LOS ANGELES (CNS) - LA Metro has agreed to improve access for persons with disabilities at Union Station, officials announced Friday.
Following an investigation that found the downtown Los Angeles train station was not accessible to disabled people, the transit agency entered into a settlement agreement with the government that requires the agency to remedy violations of the Americans with Disabilities Act, according to the U.S. Attorney's Office.
Prosecutors said the investigation revealed that Metro, which is responsible for Union Station, failed to make the facility readily accessible to and usable by individuals with disabilities, including people who use wheelchairs. Station facilities include the station structure, the platform and parking facilities.

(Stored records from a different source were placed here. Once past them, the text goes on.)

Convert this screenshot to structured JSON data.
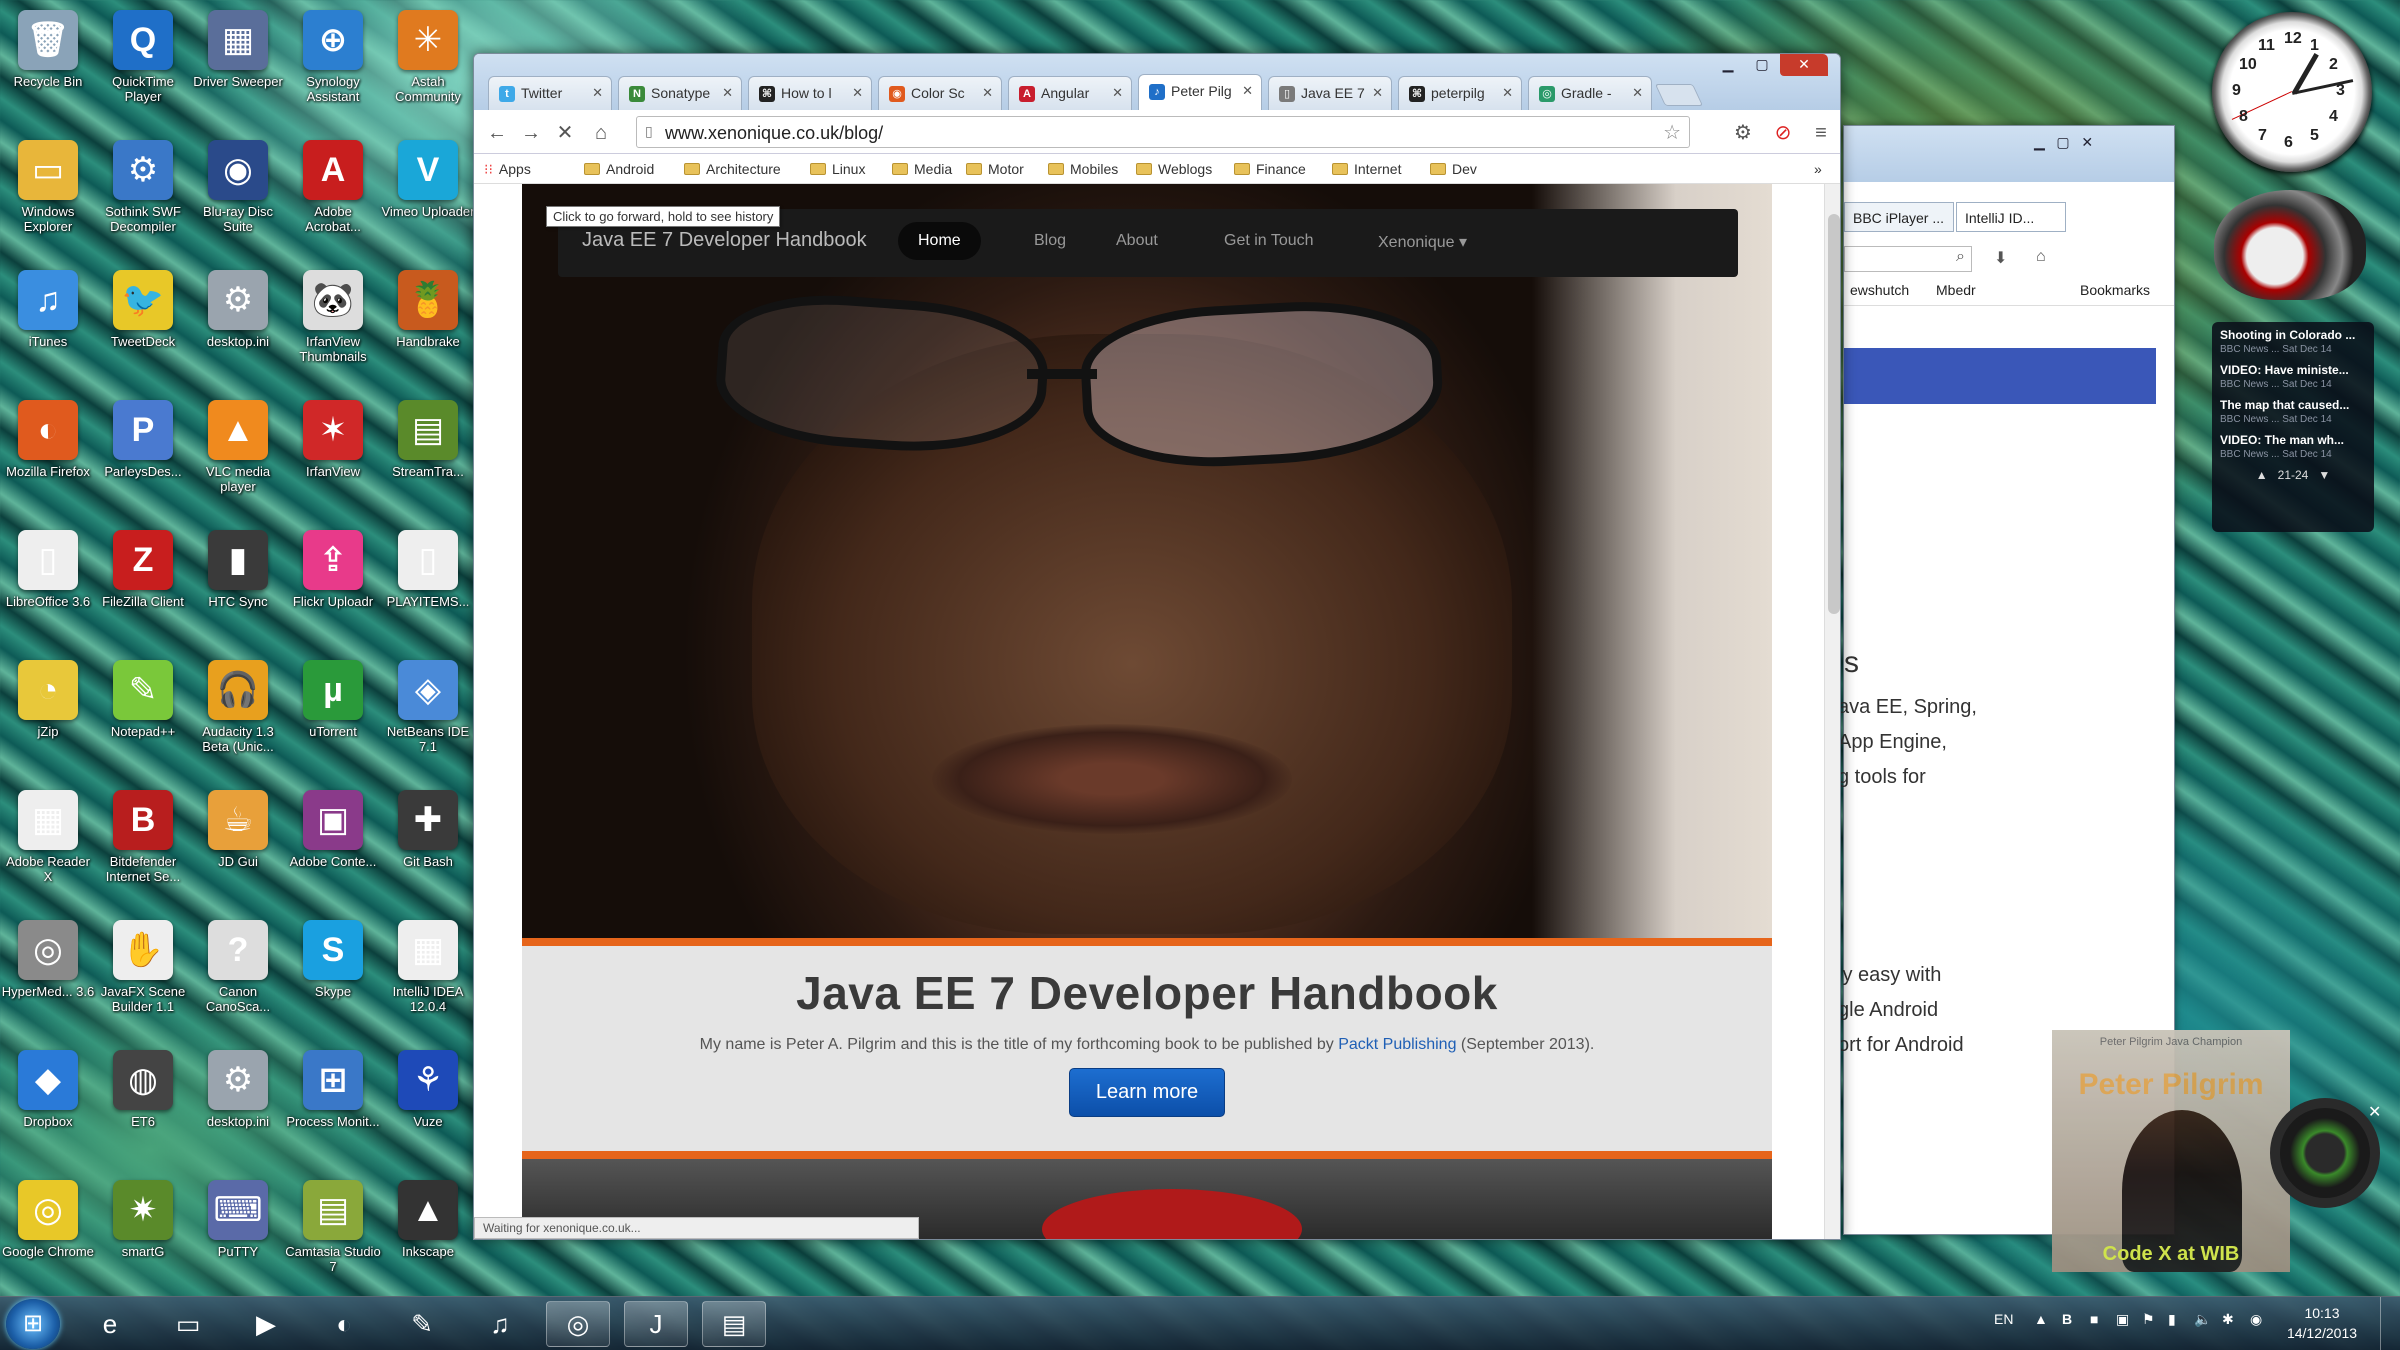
{
  "desktop_icons": [
    {
      "label": "Recycle Bin",
      "icon": "recycle-bin-icon",
      "color": "#8aa3b8",
      "glyph": "🗑"
    },
    {
      "label": "QuickTime Player",
      "icon": "quicktime-icon",
      "color": "#1f6fc8",
      "glyph": "Q"
    },
    {
      "label": "Driver Sweeper",
      "icon": "driver-sweeper-icon",
      "color": "#5a6e9a",
      "glyph": "▦"
    },
    {
      "label": "Synology Assistant",
      "icon": "synology-icon",
      "color": "#2c7fd0",
      "glyph": "⊕"
    },
    {
      "label": "Astah Community",
      "icon": "astah-icon",
      "color": "#e07a1f",
      "glyph": "✳"
    },
    {
      "label": "Windows Explorer",
      "icon": "folder-icon",
      "color": "#e8b63a",
      "glyph": "▭"
    },
    {
      "label": "Sothink SWF Decompiler",
      "icon": "sothink-icon",
      "color": "#3a78c8",
      "glyph": "⚙"
    },
    {
      "label": "Blu-ray Disc Suite",
      "icon": "bluray-icon",
      "color": "#2a4a8a",
      "glyph": "◉"
    },
    {
      "label": "Adobe Acrobat...",
      "icon": "acrobat-icon",
      "color": "#c81e1e",
      "glyph": "A"
    },
    {
      "label": "Vimeo Uploader",
      "icon": "vimeo-icon",
      "color": "#1aa7d8",
      "glyph": "V"
    },
    {
      "label": "iTunes",
      "icon": "itunes-icon",
      "color": "#3a8ee0",
      "glyph": "♫"
    },
    {
      "label": "TweetDeck",
      "icon": "tweetdeck-icon",
      "color": "#e8c828",
      "glyph": "🐦"
    },
    {
      "label": "desktop.ini",
      "icon": "ini-file-icon",
      "color": "#9aa4ae",
      "glyph": "⚙"
    },
    {
      "label": "IrfanView Thumbnails",
      "icon": "irfanview-thumbs-icon",
      "color": "#ddd",
      "glyph": "🐼"
    },
    {
      "label": "Handbrake",
      "icon": "handbrake-icon",
      "color": "#c85a1e",
      "glyph": "🍍"
    },
    {
      "label": "Mozilla Firefox",
      "icon": "firefox-icon",
      "color": "#e05a1e",
      "glyph": "◐"
    },
    {
      "label": "ParleysDes...",
      "icon": "parleys-icon",
      "color": "#4a7ad0",
      "glyph": "P"
    },
    {
      "label": "VLC media player",
      "icon": "vlc-icon",
      "color": "#f08a1e",
      "glyph": "▲"
    },
    {
      "label": "IrfanView",
      "icon": "irfanview-icon",
      "color": "#d02828",
      "glyph": "✶"
    },
    {
      "label": "StreamTra...",
      "icon": "streamtransport-icon",
      "color": "#5a8a2a",
      "glyph": "▤"
    },
    {
      "label": "LibreOffice 3.6",
      "icon": "libreoffice-icon",
      "color": "#eee",
      "glyph": "▯"
    },
    {
      "label": "FileZilla Client",
      "icon": "filezilla-icon",
      "color": "#c81e1e",
      "glyph": "Z"
    },
    {
      "label": "HTC Sync",
      "icon": "htc-sync-icon",
      "color": "#3a3a3a",
      "glyph": "▮"
    },
    {
      "label": "Flickr Uploadr",
      "icon": "flickr-icon",
      "color": "#e83a8a",
      "glyph": "⇪"
    },
    {
      "label": "PLAYITEMS...",
      "icon": "file-icon",
      "color": "#eee",
      "glyph": "▯"
    },
    {
      "label": "jZip",
      "icon": "jzip-icon",
      "color": "#e8c83a",
      "glyph": "◔"
    },
    {
      "label": "Notepad++",
      "icon": "notepadpp-icon",
      "color": "#7ac83a",
      "glyph": "✎"
    },
    {
      "label": "Audacity 1.3 Beta (Unic...",
      "icon": "audacity-icon",
      "color": "#e8a01e",
      "glyph": "🎧"
    },
    {
      "label": "uTorrent",
      "icon": "utorrent-icon",
      "color": "#2a9a3a",
      "glyph": "µ"
    },
    {
      "label": "NetBeans IDE 7.1",
      "icon": "netbeans-icon",
      "color": "#4a8ad8",
      "glyph": "◈"
    },
    {
      "label": "Adobe Reader X",
      "icon": "adobe-reader-icon",
      "color": "#eee",
      "glyph": "▦"
    },
    {
      "label": "Bitdefender Internet Se...",
      "icon": "bitdefender-icon",
      "color": "#b81e1e",
      "glyph": "B"
    },
    {
      "label": "JD Gui",
      "icon": "jdgui-icon",
      "color": "#e8a03a",
      "glyph": "☕"
    },
    {
      "label": "Adobe Conte...",
      "icon": "adobe-contribute-icon",
      "color": "#8a3a8a",
      "glyph": "▣"
    },
    {
      "label": "Git Bash",
      "icon": "git-bash-icon",
      "color": "#3a3a3a",
      "glyph": "✚"
    },
    {
      "label": "HyperMed... 3.6",
      "icon": "hypermedia-icon",
      "color": "#8a8a8a",
      "glyph": "◎"
    },
    {
      "label": "JavaFX Scene Builder 1.1",
      "icon": "scenebuilder-icon",
      "color": "#eee",
      "glyph": "✋"
    },
    {
      "label": "Canon CanoSca...",
      "icon": "canon-icon",
      "color": "#ddd",
      "glyph": "?"
    },
    {
      "label": "Skype",
      "icon": "skype-icon",
      "color": "#1aa0e0",
      "glyph": "S"
    },
    {
      "label": "IntelliJ IDEA 12.0.4",
      "icon": "intellij-icon",
      "color": "#eee",
      "glyph": "▦"
    },
    {
      "label": "Dropbox",
      "icon": "dropbox-icon",
      "color": "#2a7ad8",
      "glyph": "◆"
    },
    {
      "label": "ET6",
      "icon": "et6-icon",
      "color": "#444",
      "glyph": "◍"
    },
    {
      "label": "desktop.ini",
      "icon": "ini-file-icon",
      "color": "#9aa4ae",
      "glyph": "⚙"
    },
    {
      "label": "Process Monit...",
      "icon": "process-monitor-icon",
      "color": "#3a78c8",
      "glyph": "⊞"
    },
    {
      "label": "Vuze",
      "icon": "vuze-icon",
      "color": "#1e4ab8",
      "glyph": "⚘"
    },
    {
      "label": "Google Chrome",
      "icon": "chrome-icon",
      "color": "#e8c828",
      "glyph": "◎"
    },
    {
      "label": "smartG",
      "icon": "smartgit-icon",
      "color": "#5a8a2a",
      "glyph": "✷"
    },
    {
      "label": "PuTTY",
      "icon": "putty-icon",
      "color": "#5a6aa8",
      "glyph": "⌨"
    },
    {
      "label": "Camtasia Studio 7",
      "icon": "camtasia-icon",
      "color": "#8aa83a",
      "glyph": "▤"
    },
    {
      "label": "Inkscape",
      "icon": "inkscape-icon",
      "color": "#333",
      "glyph": "▲"
    }
  ],
  "browser": {
    "tabs": [
      {
        "label": "Twitter",
        "icon": "twitter-icon",
        "color": "#3ea9e8",
        "glyph": "t"
      },
      {
        "label": "Sonatype",
        "icon": "sonatype-icon",
        "color": "#3a8a3a",
        "glyph": "N"
      },
      {
        "label": "How to l",
        "icon": "github-icon",
        "color": "#222",
        "glyph": "⌘"
      },
      {
        "label": "Color Sc",
        "icon": "color-scheme-icon",
        "color": "#e05a1e",
        "glyph": "◉"
      },
      {
        "label": "Angular",
        "icon": "angular-icon",
        "color": "#c81e2e",
        "glyph": "A"
      },
      {
        "label": "Peter Pilg",
        "icon": "xenonique-icon",
        "color": "#1f6fc8",
        "glyph": "♪"
      },
      {
        "label": "Java EE 7",
        "icon": "page-icon",
        "color": "#7a7a7a",
        "glyph": "▯"
      },
      {
        "label": "peterpilg",
        "icon": "github-icon",
        "color": "#222",
        "glyph": "⌘"
      },
      {
        "label": "Gradle -",
        "icon": "gradle-icon",
        "color": "#2a9a6a",
        "glyph": "◎"
      }
    ],
    "active_tab": 5,
    "url": "www.xenonique.co.uk/blog/",
    "tooltip": "Click to go forward, hold to see history",
    "bookmarks": [
      "Apps",
      "Android",
      "Architecture",
      "Linux",
      "Media",
      "Motor",
      "Mobiles",
      "Weblogs",
      "Finance",
      "Internet",
      "Dev"
    ],
    "status": "Waiting for xenonique.co.uk...",
    "site": {
      "brand": "Java EE 7 Developer Handbook",
      "nav": [
        "Home",
        "Blog",
        "About",
        "Get in Touch",
        "Xenonique"
      ],
      "heading": "Java EE 7 Developer Handbook",
      "text_before": "My name is Peter A. Pilgrim and this is the title of my forthcoming book to be published by ",
      "link": "Packt Publishing",
      "text_after": " (September 2013).",
      "button": "Learn more"
    }
  },
  "background_window": {
    "tabs": [
      "BBC iPlayer ...",
      "IntelliJ ID..."
    ],
    "bookmarks": [
      "ewshutch",
      "Mbedr",
      "Bookmarks"
    ],
    "text_lines": [
      "s",
      "ava EE, Spring,",
      "App Engine,",
      "g tools for",
      "ly easy with",
      "gle Android",
      "ort for Android"
    ]
  },
  "news_gadget": {
    "items": [
      {
        "title": "Shooting in Colorado ...",
        "meta": "BBC News ... Sat Dec 14"
      },
      {
        "title": "VIDEO: Have ministe...",
        "meta": "BBC News ... Sat Dec 14"
      },
      {
        "title": "The map that caused...",
        "meta": "BBC News ... Sat Dec 14"
      },
      {
        "title": "VIDEO: The man wh...",
        "meta": "BBC News ... Sat Dec 14"
      }
    ],
    "pager": "21-24"
  },
  "clock_numbers": [
    "12",
    "1",
    "2",
    "3",
    "4",
    "5",
    "6",
    "7",
    "8",
    "9",
    "10",
    "11"
  ],
  "video_overlay": {
    "title": "Peter Pilgrim Java Champion",
    "name": "Peter Pilgrim",
    "caption": "Code X at WIB"
  },
  "taskbar": {
    "apps": [
      {
        "name": "ie",
        "icon": "internet-explorer-icon",
        "glyph": "e",
        "open": false
      },
      {
        "name": "explorer",
        "icon": "folder-icon",
        "glyph": "▭",
        "open": false
      },
      {
        "name": "media",
        "icon": "media-player-icon",
        "glyph": "▶",
        "open": false
      },
      {
        "name": "firefox",
        "icon": "firefox-icon",
        "glyph": "◐",
        "open": false
      },
      {
        "name": "paint",
        "icon": "paint-icon",
        "glyph": "✎",
        "open": false
      },
      {
        "name": "itunes",
        "icon": "itunes-icon",
        "glyph": "♫",
        "open": false
      },
      {
        "name": "chrome",
        "icon": "chrome-icon",
        "glyph": "◎",
        "open": true
      },
      {
        "name": "intellij",
        "icon": "intellij-icon",
        "glyph": "J",
        "open": true
      },
      {
        "name": "camtasia",
        "icon": "camtasia-icon",
        "glyph": "▤",
        "open": true
      }
    ],
    "language": "EN",
    "time": "10:13",
    "date": "14/12/2013"
  }
}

Union Station is the largest railroad passenger terminal in the Western United States. The station, which opened in 1939 and serves as a major transportation hub for Southern California, was found to have a series of accessibility issues, including wide gaps in walkways, a passenger loading zone that did not have a compliant curb ramp, various signage issues, and other ADA violations, according to the U.S. Attorney's Office.
While the government's investigation revealed certain ADA violations, the settlement agreement requires Metro to hire an independent licensed architect to conduct an initial survey and annual inspections of Union Station, provide the U.S. Attorney's Office with a list of all the violations identified by the independent licensed architect, and remedy all the violations identified.
"The Union Station agreement caps a long list of rail station matters my office resolved over the past several years to ensure full access for every transit user," U.S. Attorney Martin Estrada said in a statement.
"Our office is committed to enforcing the rights of persons with disabilities, and I am pleased that the operators of the rail stations in this district have recognized the importance of complying with federal law and ensuring complete access. We thank the various entities, such as Metro, for fully cooperating in our investigations."